2. If students do not graduate in 6 years they seldom ever do.

3. Weaker students are not good students and they will devalue college degrees and the institutions that grant them, i.e., in New York the value of a CUNY degree has been devalued by the Open Admissions Policy. 

The basic idea was that weaker students can not do college work . 


More Open Admissions students graduated than what was commonly believed.  If one examined the rate of graduation out beyond six years the data indicated that 70% of CUNY students graduated with a degree and three fourths of them with a four year degree.  The national average is 60%.   Even the weaker CUNY students do graduate (more than 50%) over time. 

The current low rate of graduation after 6 years includes those who are weak in preparation and many poor and minority students.   

It is the case that the economic value of a baccalaureate degree has grown in time.
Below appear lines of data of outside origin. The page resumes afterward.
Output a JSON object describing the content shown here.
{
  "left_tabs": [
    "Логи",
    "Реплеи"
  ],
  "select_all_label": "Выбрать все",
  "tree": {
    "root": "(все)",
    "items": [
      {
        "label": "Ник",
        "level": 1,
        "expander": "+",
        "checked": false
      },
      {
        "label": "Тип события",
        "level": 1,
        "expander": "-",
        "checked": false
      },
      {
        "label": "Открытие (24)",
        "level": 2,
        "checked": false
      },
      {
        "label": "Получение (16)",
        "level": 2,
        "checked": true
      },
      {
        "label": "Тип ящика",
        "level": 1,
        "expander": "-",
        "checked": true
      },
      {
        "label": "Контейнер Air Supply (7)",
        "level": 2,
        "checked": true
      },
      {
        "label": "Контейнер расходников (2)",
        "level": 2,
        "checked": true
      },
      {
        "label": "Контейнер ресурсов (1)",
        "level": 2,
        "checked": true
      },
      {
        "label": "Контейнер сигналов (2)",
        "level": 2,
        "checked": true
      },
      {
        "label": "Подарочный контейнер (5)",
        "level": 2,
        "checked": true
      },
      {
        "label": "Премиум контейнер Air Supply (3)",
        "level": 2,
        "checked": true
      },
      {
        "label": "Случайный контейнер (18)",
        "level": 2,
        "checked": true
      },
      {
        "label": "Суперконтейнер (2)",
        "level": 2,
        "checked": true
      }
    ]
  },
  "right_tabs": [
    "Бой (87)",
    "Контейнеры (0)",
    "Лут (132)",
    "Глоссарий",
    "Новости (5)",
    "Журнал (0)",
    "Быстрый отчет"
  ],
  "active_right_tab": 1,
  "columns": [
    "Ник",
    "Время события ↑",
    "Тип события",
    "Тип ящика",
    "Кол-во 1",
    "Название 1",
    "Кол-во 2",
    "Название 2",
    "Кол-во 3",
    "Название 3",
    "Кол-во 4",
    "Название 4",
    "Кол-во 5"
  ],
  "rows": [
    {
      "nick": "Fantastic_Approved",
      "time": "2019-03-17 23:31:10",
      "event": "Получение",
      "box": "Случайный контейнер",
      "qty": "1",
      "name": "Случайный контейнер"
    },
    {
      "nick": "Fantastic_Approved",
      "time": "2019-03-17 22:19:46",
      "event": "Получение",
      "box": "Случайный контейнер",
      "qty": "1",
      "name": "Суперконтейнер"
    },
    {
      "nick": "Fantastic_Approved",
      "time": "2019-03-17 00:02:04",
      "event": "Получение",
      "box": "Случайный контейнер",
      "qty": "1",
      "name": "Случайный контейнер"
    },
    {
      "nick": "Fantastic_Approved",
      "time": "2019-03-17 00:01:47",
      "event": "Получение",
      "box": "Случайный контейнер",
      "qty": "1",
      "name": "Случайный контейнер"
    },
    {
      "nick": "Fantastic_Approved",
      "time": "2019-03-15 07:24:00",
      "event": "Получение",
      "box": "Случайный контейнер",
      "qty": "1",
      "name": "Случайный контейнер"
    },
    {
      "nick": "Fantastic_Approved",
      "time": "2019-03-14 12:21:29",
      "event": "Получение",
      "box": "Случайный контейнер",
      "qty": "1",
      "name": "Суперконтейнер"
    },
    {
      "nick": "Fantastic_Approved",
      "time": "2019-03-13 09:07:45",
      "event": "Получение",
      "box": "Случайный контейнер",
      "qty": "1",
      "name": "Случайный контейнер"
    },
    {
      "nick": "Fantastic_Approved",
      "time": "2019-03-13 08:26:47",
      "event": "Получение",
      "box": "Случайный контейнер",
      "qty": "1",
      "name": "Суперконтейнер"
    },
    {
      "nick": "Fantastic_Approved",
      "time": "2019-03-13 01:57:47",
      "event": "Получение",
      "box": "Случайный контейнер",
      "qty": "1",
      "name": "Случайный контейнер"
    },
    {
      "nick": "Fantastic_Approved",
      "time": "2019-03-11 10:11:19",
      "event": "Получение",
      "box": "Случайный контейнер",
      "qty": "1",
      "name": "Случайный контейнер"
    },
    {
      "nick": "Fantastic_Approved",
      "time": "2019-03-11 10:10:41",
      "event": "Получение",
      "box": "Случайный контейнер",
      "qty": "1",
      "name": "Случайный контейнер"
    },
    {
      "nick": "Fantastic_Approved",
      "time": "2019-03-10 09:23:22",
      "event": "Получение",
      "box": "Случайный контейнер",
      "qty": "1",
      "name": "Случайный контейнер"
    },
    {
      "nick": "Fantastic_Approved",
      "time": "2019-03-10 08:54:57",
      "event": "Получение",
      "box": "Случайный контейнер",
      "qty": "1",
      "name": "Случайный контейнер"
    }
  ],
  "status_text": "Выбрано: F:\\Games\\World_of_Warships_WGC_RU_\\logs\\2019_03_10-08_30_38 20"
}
Minority students will earn more than those without a degree.  Minority students who enter with weak academic preparation will also earn more than those without a degree.  Minority students who enter with weak academic preparation who have some college credits will also earn more than those without a degree. 

According to the previously mentioned story in INSIDE HIGHER ED there are now people in Connecticut, Florida, North Carolina, Ohio, Texas and Virginia who are attempting to record and report the more complete story of the success of community college students.  One can hope that in New York and in CUNY what constitutes "success" for students at our community colleges will be brought closer to the real story. 

There are special programs at community colleges that provide support for select groups of students who are expected to obtain an associate degree in two years. Such outcomes are not the typical outcomes for community colleges nor could they be given the diversity of students who enter community colleges, their own goals and the real life situations that include poor academic preparation, economic hardships, family responsibilities and a myriad of other factors that preclude completing 15 credits per semester.  Yet for those of us who look at the human beings we serve we realize that in time most students do achieve and do succeed and we work very hard to support their efforts to do so. In fact most of us have dedicated our lives to that end.   We should work equally hard to tell their stories. “Success” is written all over those tales left untold and uncounted.  

Philip Pecorino teaches philosophy and ethics at Queensborough Community College of the City University of New York.  If you have questions or comments about this article, please contact him at